■ Required action ■
Gather from the listing below each line that includes the word "title", and copy it.

■ Data excerpts ■
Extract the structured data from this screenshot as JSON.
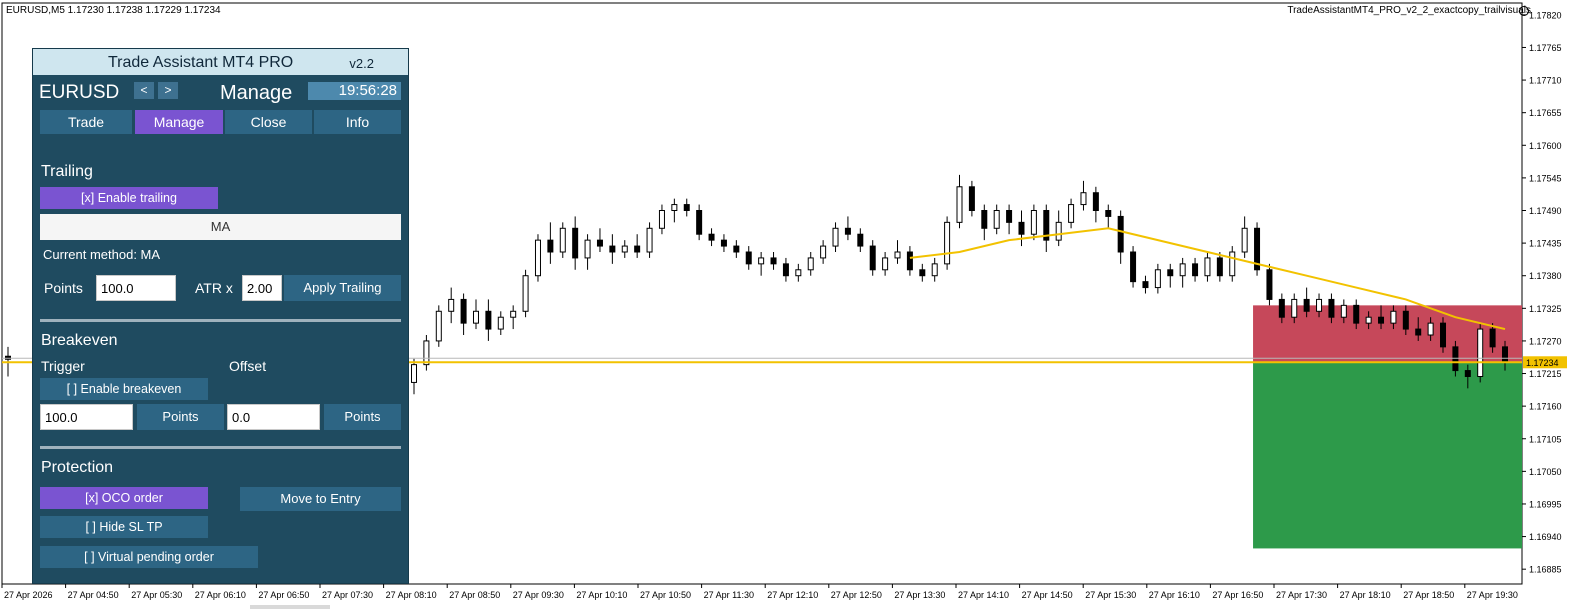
{
  "chart_header": {
    "symbol_line": "EURUSD,M5  1.17230 1.17238 1.17229 1.17234",
    "ea_name": "TradeAssistantMT4_PRO_v2_2_exactcopy_trailvisuals"
  },
  "panel": {
    "title": "Trade Assistant MT4 PRO",
    "version": "v2.2",
    "symbol": "EURUSD",
    "prev_label": "<",
    "next_label": ">",
    "mode": "Manage",
    "clock": "19:56:28",
    "tabs": [
      {
        "label": "Trade"
      },
      {
        "label": "Manage"
      },
      {
        "label": "Close"
      },
      {
        "label": "Info"
      }
    ],
    "trailing": {
      "title": "Trailing",
      "enable_label": "[x] Enable trailing",
      "method": "MA",
      "current_method": "Current method: MA",
      "points_label": "Points",
      "points_value": "100.0",
      "atr_label": "ATR x",
      "atr_value": "2.00",
      "apply_label": "Apply Trailing"
    },
    "breakeven": {
      "title": "Breakeven",
      "trigger_label": "Trigger",
      "offset_label": "Offset",
      "enable_label": "[ ] Enable breakeven",
      "trigger_value": "100.0",
      "trigger_points_label": "Points",
      "offset_value": "0.0",
      "offset_points_label": "Points"
    },
    "protection": {
      "title": "Protection",
      "oco_label": "[x] OCO order",
      "move_to_entry_label": "Move to Entry",
      "hide_sl_tp_label": "[ ] Hide SL TP",
      "virtual_pending_label": "[ ] Virtual pending order"
    }
  },
  "price_axis": {
    "ticks": [
      "1.17820",
      "1.17765",
      "1.17710",
      "1.17655",
      "1.17600",
      "1.17545",
      "1.17490",
      "1.17435",
      "1.17380",
      "1.17325",
      "1.17270",
      "1.17215",
      "1.17160",
      "1.17105",
      "1.17050",
      "1.16995",
      "1.16940",
      "1.16885"
    ],
    "current_price_label": "1.17234"
  },
  "time_axis": {
    "labels": [
      "27 Apr 2026",
      "27 Apr 04:50",
      "27 Apr 05:30",
      "27 Apr 06:10",
      "27 Apr 06:50",
      "27 Apr 07:30",
      "27 Apr 08:10",
      "27 Apr 08:50",
      "27 Apr 09:30",
      "27 Apr 10:10",
      "27 Apr 10:50",
      "27 Apr 11:30",
      "27 Apr 12:10",
      "27 Apr 12:50",
      "27 Apr 13:30",
      "27 Apr 14:10",
      "27 Apr 14:50",
      "27 Apr 15:30",
      "27 Apr 16:10",
      "27 Apr 16:50",
      "27 Apr 17:30",
      "27 Apr 18:10",
      "27 Apr 18:50",
      "27 Apr 19:30"
    ]
  },
  "colors": {
    "panel_bg": "#1f4b60",
    "accent_purple": "#7a54d1",
    "button_blue": "#2d6584",
    "ma_line": "#f2c200",
    "sl_zone": "#c6485a",
    "tp_zone": "#2d9a4a"
  },
  "trade_levels": {
    "entry_price": 1.17234,
    "sl_price": 1.1733,
    "tp_price": 1.1692
  },
  "chart_data": {
    "type": "candlestick",
    "symbol": "EURUSD",
    "timeframe": "M5",
    "ylim": [
      1.1687,
      1.1785
    ],
    "candles": [
      {
        "o": 1.172,
        "h": 1.1724,
        "l": 1.1718,
        "c": 1.1723
      },
      {
        "o": 1.1723,
        "h": 1.1728,
        "l": 1.1722,
        "c": 1.1727
      },
      {
        "o": 1.1727,
        "h": 1.1733,
        "l": 1.1726,
        "c": 1.1732
      },
      {
        "o": 1.1732,
        "h": 1.1736,
        "l": 1.173,
        "c": 1.1734
      },
      {
        "o": 1.1734,
        "h": 1.1735,
        "l": 1.1728,
        "c": 1.173
      },
      {
        "o": 1.173,
        "h": 1.1734,
        "l": 1.1729,
        "c": 1.1732
      },
      {
        "o": 1.1732,
        "h": 1.1734,
        "l": 1.1727,
        "c": 1.1729
      },
      {
        "o": 1.1729,
        "h": 1.1732,
        "l": 1.1728,
        "c": 1.1731
      },
      {
        "o": 1.1731,
        "h": 1.1733,
        "l": 1.1729,
        "c": 1.1732
      },
      {
        "o": 1.1732,
        "h": 1.1739,
        "l": 1.1731,
        "c": 1.1738
      },
      {
        "o": 1.1738,
        "h": 1.1745,
        "l": 1.1737,
        "c": 1.1744
      },
      {
        "o": 1.1744,
        "h": 1.1747,
        "l": 1.174,
        "c": 1.1742
      },
      {
        "o": 1.1742,
        "h": 1.1747,
        "l": 1.1741,
        "c": 1.1746
      },
      {
        "o": 1.1746,
        "h": 1.1748,
        "l": 1.1739,
        "c": 1.1741
      },
      {
        "o": 1.1741,
        "h": 1.1745,
        "l": 1.1739,
        "c": 1.1744
      },
      {
        "o": 1.1744,
        "h": 1.1746,
        "l": 1.1742,
        "c": 1.1743
      },
      {
        "o": 1.1743,
        "h": 1.1745,
        "l": 1.174,
        "c": 1.1742
      },
      {
        "o": 1.1742,
        "h": 1.1744,
        "l": 1.1741,
        "c": 1.1743
      },
      {
        "o": 1.1743,
        "h": 1.1745,
        "l": 1.1741,
        "c": 1.1742
      },
      {
        "o": 1.1742,
        "h": 1.1747,
        "l": 1.1741,
        "c": 1.1746
      },
      {
        "o": 1.1746,
        "h": 1.175,
        "l": 1.1745,
        "c": 1.1749
      },
      {
        "o": 1.1749,
        "h": 1.1751,
        "l": 1.1747,
        "c": 1.175
      },
      {
        "o": 1.175,
        "h": 1.1751,
        "l": 1.1748,
        "c": 1.1749
      },
      {
        "o": 1.1749,
        "h": 1.175,
        "l": 1.1744,
        "c": 1.1745
      },
      {
        "o": 1.1745,
        "h": 1.1746,
        "l": 1.1743,
        "c": 1.1744
      },
      {
        "o": 1.1744,
        "h": 1.1745,
        "l": 1.1742,
        "c": 1.1743
      },
      {
        "o": 1.1743,
        "h": 1.1744,
        "l": 1.1741,
        "c": 1.1742
      },
      {
        "o": 1.1742,
        "h": 1.1743,
        "l": 1.1739,
        "c": 1.174
      },
      {
        "o": 1.174,
        "h": 1.1742,
        "l": 1.1738,
        "c": 1.1741
      },
      {
        "o": 1.1741,
        "h": 1.1742,
        "l": 1.1739,
        "c": 1.174
      },
      {
        "o": 1.174,
        "h": 1.1741,
        "l": 1.1737,
        "c": 1.1738
      },
      {
        "o": 1.1738,
        "h": 1.174,
        "l": 1.1737,
        "c": 1.1739
      },
      {
        "o": 1.1739,
        "h": 1.1742,
        "l": 1.1738,
        "c": 1.1741
      },
      {
        "o": 1.1741,
        "h": 1.1744,
        "l": 1.174,
        "c": 1.1743
      },
      {
        "o": 1.1743,
        "h": 1.1747,
        "l": 1.1742,
        "c": 1.1746
      },
      {
        "o": 1.1746,
        "h": 1.1748,
        "l": 1.1744,
        "c": 1.1745
      },
      {
        "o": 1.1745,
        "h": 1.1746,
        "l": 1.1742,
        "c": 1.1743
      },
      {
        "o": 1.1743,
        "h": 1.1744,
        "l": 1.1738,
        "c": 1.1739
      },
      {
        "o": 1.1739,
        "h": 1.1742,
        "l": 1.1738,
        "c": 1.1741
      },
      {
        "o": 1.1741,
        "h": 1.1744,
        "l": 1.174,
        "c": 1.1742
      },
      {
        "o": 1.1742,
        "h": 1.1743,
        "l": 1.1738,
        "c": 1.1739
      },
      {
        "o": 1.1739,
        "h": 1.174,
        "l": 1.1737,
        "c": 1.1738
      },
      {
        "o": 1.1738,
        "h": 1.1741,
        "l": 1.1737,
        "c": 1.174
      },
      {
        "o": 1.174,
        "h": 1.1748,
        "l": 1.1739,
        "c": 1.1747
      },
      {
        "o": 1.1747,
        "h": 1.1755,
        "l": 1.1746,
        "c": 1.1753
      },
      {
        "o": 1.1753,
        "h": 1.1754,
        "l": 1.1748,
        "c": 1.1749
      },
      {
        "o": 1.1749,
        "h": 1.175,
        "l": 1.1744,
        "c": 1.1746
      },
      {
        "o": 1.1746,
        "h": 1.175,
        "l": 1.1745,
        "c": 1.1749
      },
      {
        "o": 1.1749,
        "h": 1.175,
        "l": 1.1745,
        "c": 1.1747
      },
      {
        "o": 1.1747,
        "h": 1.1749,
        "l": 1.1743,
        "c": 1.1745
      },
      {
        "o": 1.1745,
        "h": 1.175,
        "l": 1.1744,
        "c": 1.1749
      },
      {
        "o": 1.1749,
        "h": 1.175,
        "l": 1.1742,
        "c": 1.1744
      },
      {
        "o": 1.1744,
        "h": 1.1749,
        "l": 1.1743,
        "c": 1.1747
      },
      {
        "o": 1.1747,
        "h": 1.1751,
        "l": 1.1746,
        "c": 1.175
      },
      {
        "o": 1.175,
        "h": 1.1754,
        "l": 1.1749,
        "c": 1.1752
      },
      {
        "o": 1.1752,
        "h": 1.1753,
        "l": 1.1747,
        "c": 1.1749
      },
      {
        "o": 1.1749,
        "h": 1.175,
        "l": 1.1746,
        "c": 1.1748
      },
      {
        "o": 1.1748,
        "h": 1.1749,
        "l": 1.174,
        "c": 1.1742
      },
      {
        "o": 1.1742,
        "h": 1.1743,
        "l": 1.1736,
        "c": 1.1737
      },
      {
        "o": 1.1737,
        "h": 1.1738,
        "l": 1.1735,
        "c": 1.1736
      },
      {
        "o": 1.1736,
        "h": 1.174,
        "l": 1.1735,
        "c": 1.1739
      },
      {
        "o": 1.1739,
        "h": 1.174,
        "l": 1.1736,
        "c": 1.1738
      },
      {
        "o": 1.1738,
        "h": 1.1741,
        "l": 1.1736,
        "c": 1.174
      },
      {
        "o": 1.174,
        "h": 1.1741,
        "l": 1.1737,
        "c": 1.1738
      },
      {
        "o": 1.1738,
        "h": 1.1742,
        "l": 1.1737,
        "c": 1.1741
      },
      {
        "o": 1.1741,
        "h": 1.1742,
        "l": 1.1737,
        "c": 1.1738
      },
      {
        "o": 1.1738,
        "h": 1.1743,
        "l": 1.1737,
        "c": 1.1742
      },
      {
        "o": 1.1742,
        "h": 1.1748,
        "l": 1.1741,
        "c": 1.1746
      },
      {
        "o": 1.1746,
        "h": 1.1747,
        "l": 1.1738,
        "c": 1.1739
      },
      {
        "o": 1.1739,
        "h": 1.174,
        "l": 1.1733,
        "c": 1.1734
      },
      {
        "o": 1.1734,
        "h": 1.1735,
        "l": 1.173,
        "c": 1.1731
      },
      {
        "o": 1.1731,
        "h": 1.1735,
        "l": 1.173,
        "c": 1.1734
      },
      {
        "o": 1.1734,
        "h": 1.1736,
        "l": 1.1731,
        "c": 1.1732
      },
      {
        "o": 1.1732,
        "h": 1.1735,
        "l": 1.1731,
        "c": 1.1734
      },
      {
        "o": 1.1734,
        "h": 1.1735,
        "l": 1.173,
        "c": 1.1731
      },
      {
        "o": 1.1731,
        "h": 1.1734,
        "l": 1.173,
        "c": 1.1733
      },
      {
        "o": 1.1733,
        "h": 1.1734,
        "l": 1.1729,
        "c": 1.173
      },
      {
        "o": 1.173,
        "h": 1.1732,
        "l": 1.1729,
        "c": 1.1731
      },
      {
        "o": 1.1731,
        "h": 1.1733,
        "l": 1.1729,
        "c": 1.173
      },
      {
        "o": 1.173,
        "h": 1.1733,
        "l": 1.1729,
        "c": 1.1732
      },
      {
        "o": 1.1732,
        "h": 1.1733,
        "l": 1.1728,
        "c": 1.1729
      },
      {
        "o": 1.1729,
        "h": 1.1731,
        "l": 1.1727,
        "c": 1.1728
      },
      {
        "o": 1.1728,
        "h": 1.1731,
        "l": 1.1727,
        "c": 1.173
      },
      {
        "o": 1.173,
        "h": 1.1731,
        "l": 1.1725,
        "c": 1.1726
      },
      {
        "o": 1.1726,
        "h": 1.1727,
        "l": 1.1721,
        "c": 1.1722
      },
      {
        "o": 1.1722,
        "h": 1.1723,
        "l": 1.1719,
        "c": 1.1721
      },
      {
        "o": 1.1721,
        "h": 1.173,
        "l": 1.172,
        "c": 1.1729
      },
      {
        "o": 1.1729,
        "h": 1.173,
        "l": 1.1725,
        "c": 1.1726
      },
      {
        "o": 1.1726,
        "h": 1.1727,
        "l": 1.1722,
        "c": 1.17234
      }
    ],
    "ma_series": [
      {
        "i": 40,
        "v": 1.1741
      },
      {
        "i": 44,
        "v": 1.1742
      },
      {
        "i": 48,
        "v": 1.1744
      },
      {
        "i": 52,
        "v": 1.1745
      },
      {
        "i": 56,
        "v": 1.1746
      },
      {
        "i": 60,
        "v": 1.1744
      },
      {
        "i": 64,
        "v": 1.1742
      },
      {
        "i": 68,
        "v": 1.174
      },
      {
        "i": 72,
        "v": 1.1738
      },
      {
        "i": 76,
        "v": 1.1736
      },
      {
        "i": 80,
        "v": 1.1734
      },
      {
        "i": 84,
        "v": 1.1731
      },
      {
        "i": 88,
        "v": 1.1729
      }
    ]
  }
}
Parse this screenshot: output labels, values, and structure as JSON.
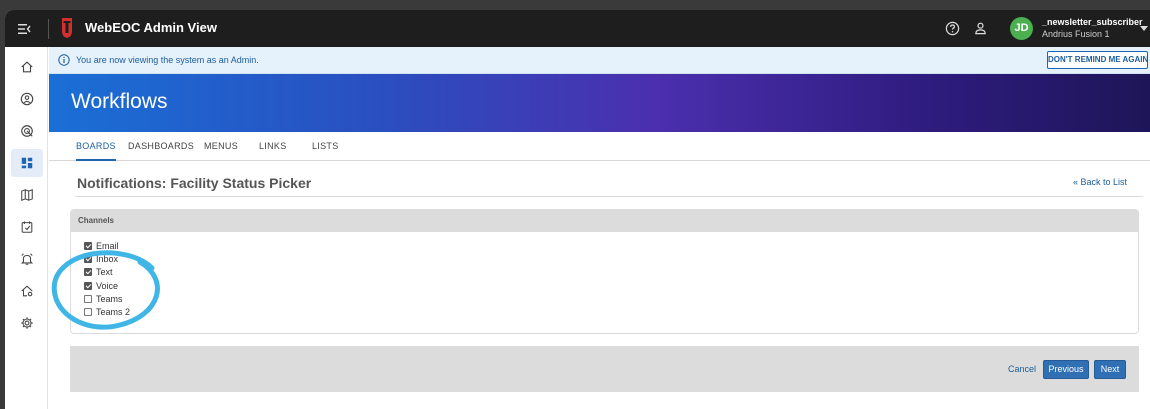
{
  "app": {
    "title": "WebEOC Admin View"
  },
  "user": {
    "initials": "JD",
    "name": "_newsletter_subscriber",
    "org": "Andrius Fusion 1"
  },
  "banner": {
    "text": "You are now viewing the system as an Admin.",
    "dismiss_label": "DON'T REMIND ME AGAIN"
  },
  "hero": {
    "title": "Workflows"
  },
  "tabs": [
    {
      "label": "BOARDS",
      "active": true
    },
    {
      "label": "DASHBOARDS",
      "active": false
    },
    {
      "label": "MENUS",
      "active": false
    },
    {
      "label": "LINKS",
      "active": false
    },
    {
      "label": "LISTS",
      "active": false
    }
  ],
  "page": {
    "title": "Notifications: Facility Status Picker",
    "back_label": "« Back to List"
  },
  "channels": {
    "title": "Channels",
    "items": [
      {
        "label": "Email",
        "checked": true
      },
      {
        "label": "Inbox",
        "checked": true
      },
      {
        "label": "Text",
        "checked": true
      },
      {
        "label": "Voice",
        "checked": true
      },
      {
        "label": "Teams",
        "checked": false
      },
      {
        "label": "Teams 2",
        "checked": false
      }
    ]
  },
  "footer": {
    "cancel_label": "Cancel",
    "previous_label": "Previous",
    "next_label": "Next"
  },
  "nav": [
    "home-icon",
    "user-circle-icon",
    "target-icon",
    "dashboard-icon",
    "map-icon",
    "calendar-icon",
    "alarm-icon",
    "home-settings-icon",
    "gear-icon"
  ],
  "colors": {
    "accent": "#1f64b0",
    "avatar": "#4caf50",
    "annotation": "#3fb6e6"
  }
}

■ Finished task ■
    "title": "Trade Assistant MT4 PRO",
      "title": "Trailing",
      "title": "Breakeven",
      "title": "Protection",
    "title": "WebEOC Admin View"
    "title": "Workflows"
    "title": "Notifications: Facility Status Picker",
    "title": "Channels",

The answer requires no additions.